• Articles •    

Diversity patterns of cushion plants on the Qinghai-Tibet Plateau: A basic study for future conservation efforts on alpine ecosystems

Ya-Zhou Zhanga,b, Li-Shen Qiana,b,c, Xu-Fang Chena,b, Lu Suna,b, Hang Suna, Jian-Guo Chena   

  1. a Key Laboratory for Plant Diversity and Biogeography of East Asia, Kunming Institute of Botany, Chinese Academy of Sciences, Kunming, Yunnan, China;
    b University of Chinese Academy of Sciences, Beijing, China;
    c School of Life Sciences, Yunnan University, Kunming, Yunnan, China
  • Received:2021-05-13 Revised:2021-08-25 Published:2022-06-21
  • Contact: Hang Sun,;Jian-Guo Chen,
  • Supported by:
    This study was supported by grants from the Second Tibetan Plateau Scientific Expedition and Research (STEP) program (2019QZKK0502), the Strategic Priority Research Program of Chinese Academy of Sciences (XDA20050203), the Key Projects of the Joint Fund of the National Natural Science Foundation of China (U1802232) and the Yunnan Applied Basic Research Project (202001AT070060).

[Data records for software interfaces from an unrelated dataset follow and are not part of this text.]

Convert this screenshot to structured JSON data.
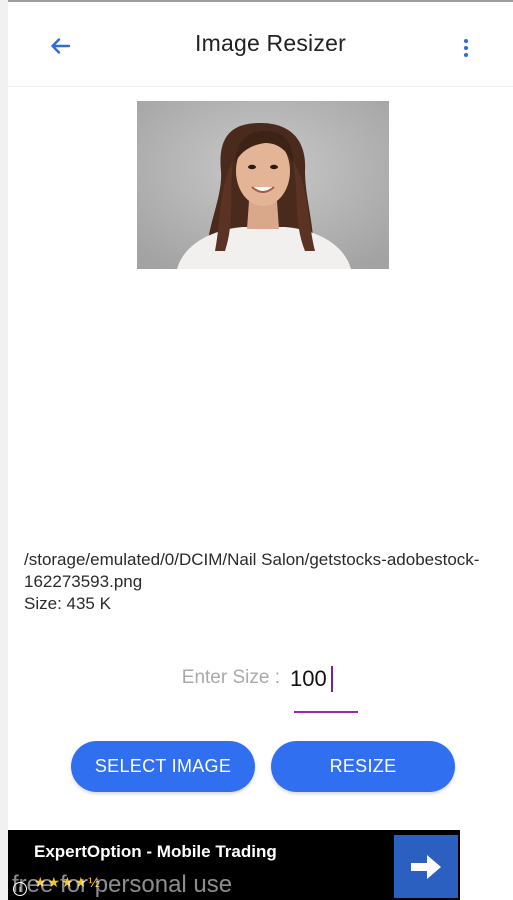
{
  "appbar": {
    "title": "Image Resizer",
    "back_icon": "back-arrow-icon",
    "menu_icon": "more-vertical-icon"
  },
  "file": {
    "path": "/storage/emulated/0/DCIM/Nail Salon/getstocks-adobestock-162273593.png",
    "size_text": "Size: 435 K"
  },
  "resize": {
    "label": "Enter Size :",
    "value": "100"
  },
  "buttons": {
    "select_label": "SELECT IMAGE",
    "resize_label": "RESIZE"
  },
  "ad": {
    "title": "ExpertOption - Mobile Trading",
    "stars": "★★★★½",
    "arrow_icon": "arrow-right-icon",
    "info_icon": "info-icon"
  },
  "watermark": "free for personal use",
  "colors": {
    "accent": "#2f6ff0",
    "icon_blue": "#2d6bd6",
    "input_underline": "#9c27b0",
    "ad_background": "#000000"
  }
}
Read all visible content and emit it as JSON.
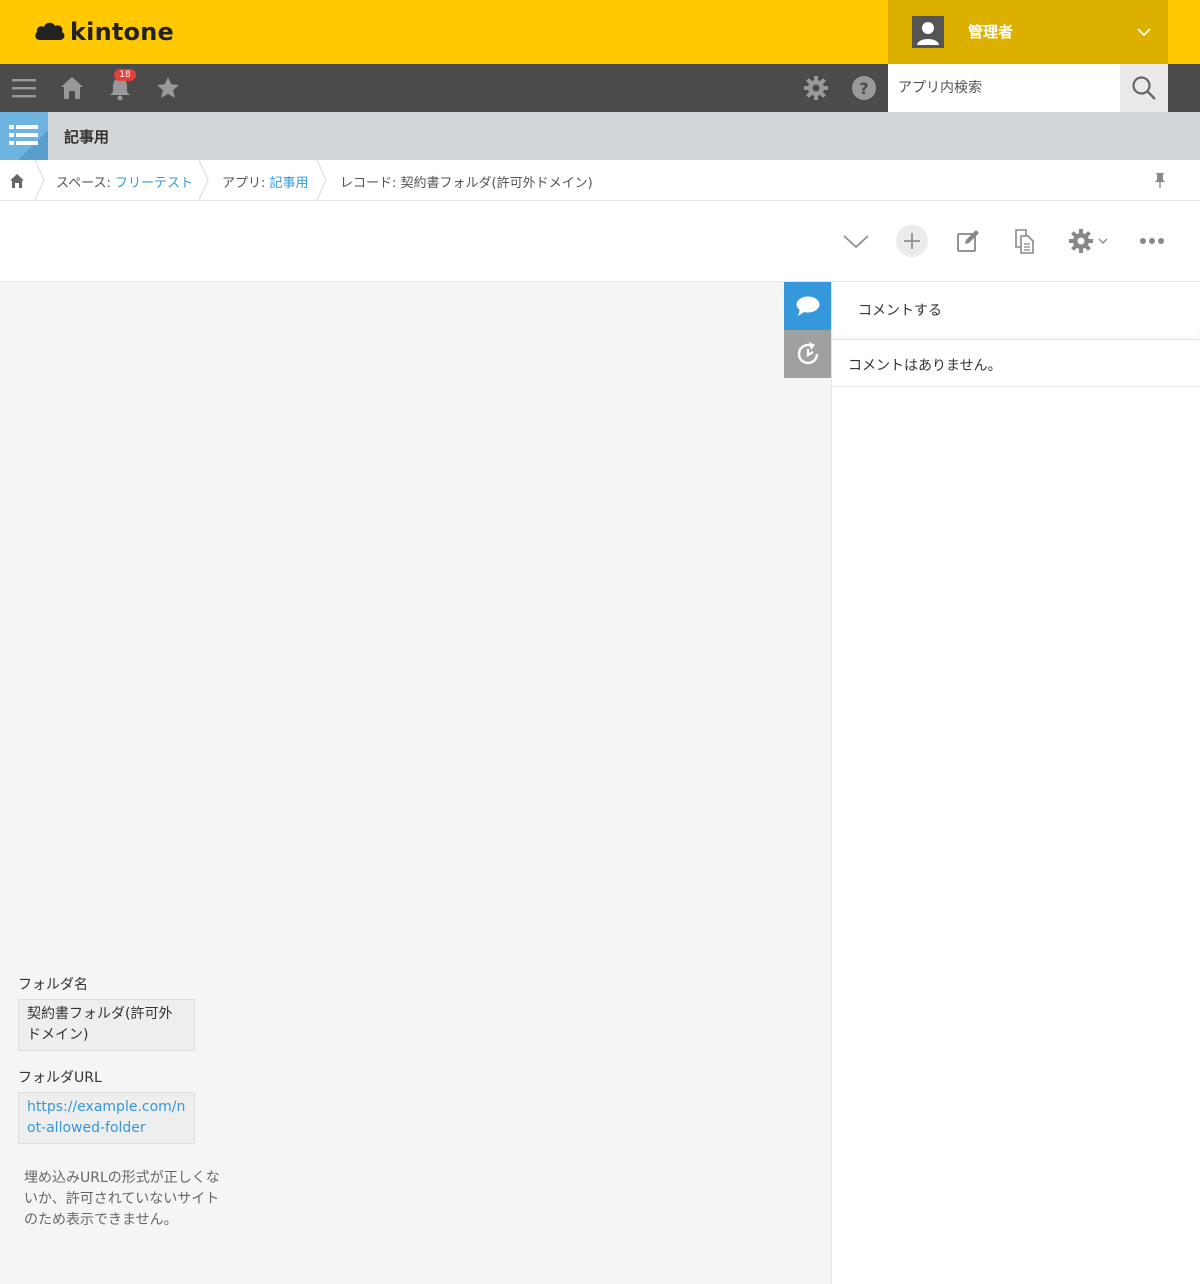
{
  "header": {
    "logo_text": "kintone",
    "user_name": "管理者"
  },
  "navbar": {
    "notification_count": "18",
    "search_placeholder": "アプリ内検索"
  },
  "app": {
    "title": "記事用"
  },
  "breadcrumb": {
    "space_prefix": "スペース: ",
    "space_name": "フリーテスト",
    "app_prefix": "アプリ: ",
    "app_name": "記事用",
    "record_label": "レコード: 契約書フォルダ(許可外ドメイン)"
  },
  "record": {
    "fields": [
      {
        "label": "フォルダ名",
        "value": "契約書フォルダ(許可外ドメイン)"
      },
      {
        "label": "フォルダURL",
        "value": "https://example.com/not-allowed-folder"
      }
    ],
    "embed_message": "埋め込みURLの形式が正しくないか、許可されていないサイトのため表示できません。"
  },
  "comments": {
    "input_placeholder": "コメントする",
    "empty_text": "コメントはありません。"
  },
  "colors": {
    "header": "#ffc800",
    "user_menu": "#ddb000",
    "navbar": "#4b4b4b",
    "link": "#3498db",
    "badge": "#e3413a"
  }
}
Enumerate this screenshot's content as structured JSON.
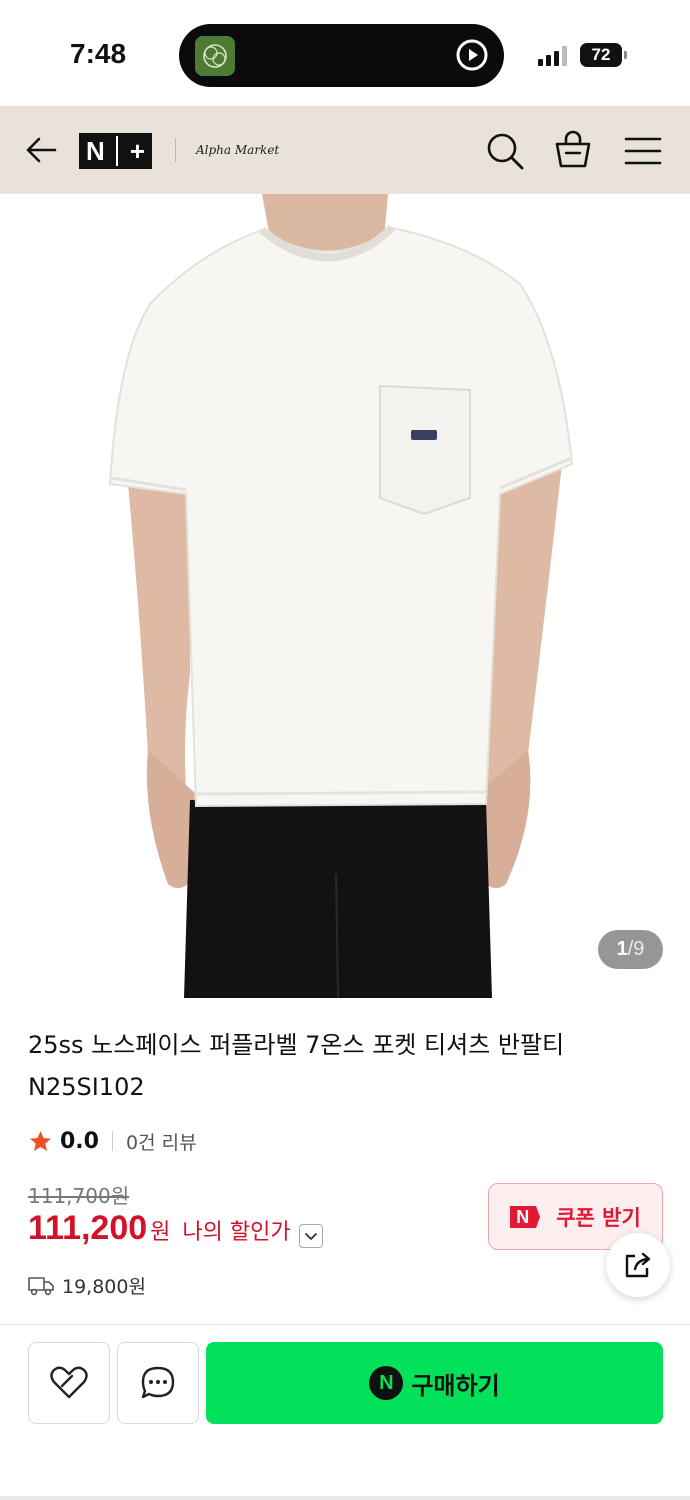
{
  "status_bar": {
    "time": "7:48",
    "battery": "72"
  },
  "header": {
    "logo_left": "N",
    "logo_right": "+",
    "store_name": "Alpha Market",
    "icons": [
      "back-arrow-icon",
      "search-icon",
      "shopping-bag-icon",
      "hamburger-menu-icon"
    ]
  },
  "gallery": {
    "current": "1",
    "separator": "/",
    "total": "9"
  },
  "product": {
    "title": "25ss 노스페이스 퍼플라벨 7온스 포켓 티셔츠 반팔티 N25SI102",
    "rating": "0.0",
    "review_count": "0건 리뷰",
    "original_price": "111,700원",
    "sale_price": "111,200",
    "sale_unit": "원",
    "my_discount_label": "나의 할인가",
    "shipping_fee": "19,800원"
  },
  "coupon": {
    "logo": "N",
    "label": "쿠폰 받기"
  },
  "bottom_bar": {
    "npay_logo": "N",
    "buy_label": "구매하기"
  },
  "colors": {
    "header_bg": "#e9e2d9",
    "price_red": "#d3112a",
    "buy_green": "#03e05a",
    "star": "#f04e23"
  }
}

Abstract: The Qinghai-Tibet Plateau (QTP) is an important cushion plant hotspot. However, the distribution of cushion plants on the QTP is unknown, as are the factors that drive cushion plant distribution, limiting our understanding of the evolution of cushion species in the region. In this study, we assessed spatial patterns of total cushion plant diversity (including taxonomic and phylogenetic) over the entire QTP and compared patterns of diversity of cushion plants with different typologies (i.e., compact vs. loose). We also examined how these patterns were related to climatic features. Our results indicate that the southern QTP hosts the highest total cushion plant richness, especially in the south-central Hengduan Mountains subregion. The total number of cushion species declines from south to north and from southeast to northwest. Compact cushion plants exhibit similar patterns as the total cushion plant richness, whereas loose cushion plants show random distribution. Cushion plant phylogenetic diversity showed a similar pattern as that of the total cushion plant richness. In addition, cushion plant phylogenetic community structure was clustered in the eastern and southwestern QTP, whereas random or overdispersed in other areas. Climatic features represented by annual energy and water trends, seasonality and extreme environmental factors, had significant effects on cushion plant diversity patterns but limited effects on the phylogenetic community structure, suggesting that climatic features indeed promote the formation of cushion plants. Because cushion plants play vital roles in alpine ecosystems, our findings not only promote our understanding of the evolution and formation of alpine cushion plant diversity but also provide an indispensable foundation for future studies on cushion plant functions and thus alpine ecosystem sustainability in the entire QTP region.

Key words: Climatic features, Cushion distribution, Ecosystem engineer, Hengduan mountains, Phylogenetic diversity, Phylogenetic community structure